What you’re seeing is a picture of a relatively empty street in Chengdu, China. This is the street outside of my apartment. It is usually filled with pedestrians, cars, and more pedestrians. But not today.
And no, not because of the coronavirus. It’s actually because of Spring Festival, also known as the Chinese New Year. For two days last week, it seemed everyone was carrying two pieces of luggage to the subway station and trying to get the fuck out. Sounds like a scene from a zombie movie. In actuality, everyone left to see their families because apparently families don’t live in Chengdu.
The difference in pedestrian and vehicle traffic is drastic. I’m used to traffic lightening up around the holidays. I legit get excited about going to work around Thanksgiving and the end of December. Not because work excites me. I never look forward to labor. But it is nice to earn about an extra hour of time away from the office simply because I can get to and from work 30 minutes faster.
I have never seen the streets empty out quite like this, though. Atlanta is never this desolate around the holidays. I know some of that is due to American holidays being shorter (certainly not four to seven days) and having both incoming and outgoing travelers. Regardless, seeing an otherwise busy city like Chengdu become so deserted is a shock to the system.
I actually got to sit down on the subway train. It was a wild experience, not having to stand and such. It made me uncomfortable, so I stood up anyway. People stared at me like they were offended. It’s not you, it’s just–I’m new here.
Even in the midst of a city going quiet, there is a silent panic over the coronavirus. It isn’t mayhem, akin to how Atlanta freaks out and buys every loaf of bread and gallon of milk in the city just because it may or may not snow within 24 hours. But the coronavirus’ presence is pervading.
I can’t claim to know a lot about how the virus started. I just know the death toll is rising. Information is hard to come by, and the ability to tap into a VPN seems more difficult. But I have noticed everyone wearing a mask (which they weren’t before). I know DiDi (China’s Uber or Lyft) and a growing number of public venues are now requiring people to wear masks. And security guards at certain locations are recording everyone’s temperature.
At my apartment, the security placed a thermometer gun at my head when I returned from Wal-Mart. And no, not because I’m black. They are doing it to everyone who tries to enter. I show no signs of illness, so I’m good. I’m genuinely curious to know what happens if someone is found to have a high temperature.
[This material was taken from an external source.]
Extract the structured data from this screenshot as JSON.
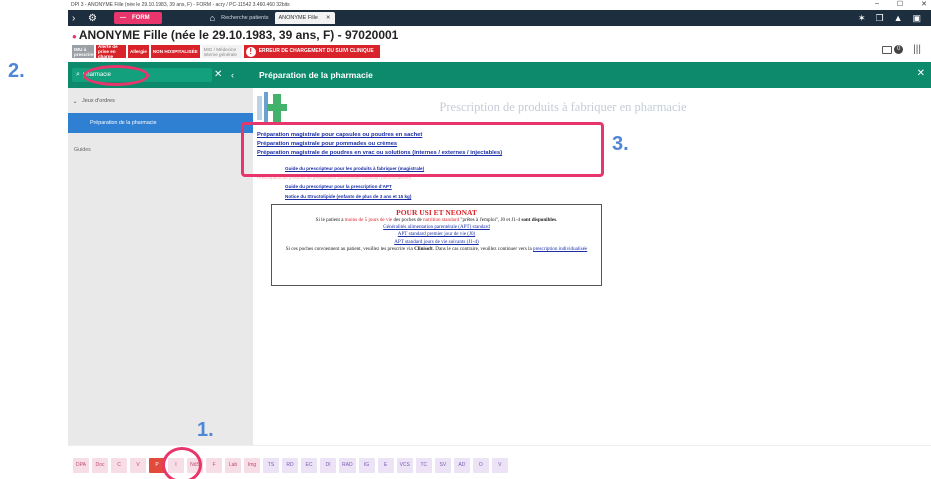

I’ve been relatively healthy through all of this despite coming off a cold. At this point, security doesn’t even bother checking me. They just let me in and tell everyone else to move out of my way. I like that. I enjoy feeling like a VIP to my own place.
There was an officer and medial staff member ringing doorbells to note information from people. They wanted to know if anyone had come to Chengdu from another city, if they had any symptoms, etc. My lack of Mandarin made their job much harder. But, on the plus side, at least I opened my door to them. No one else on my floor could say that.
So streets that are normally empty around this time (as I’ve been told) are simultaneously surrounded by residents who have been advised to stay indoors and businesses that are closed for the impending future. Ghost town. Cooped up in my apartment is not the way I expected to spend my second week in China.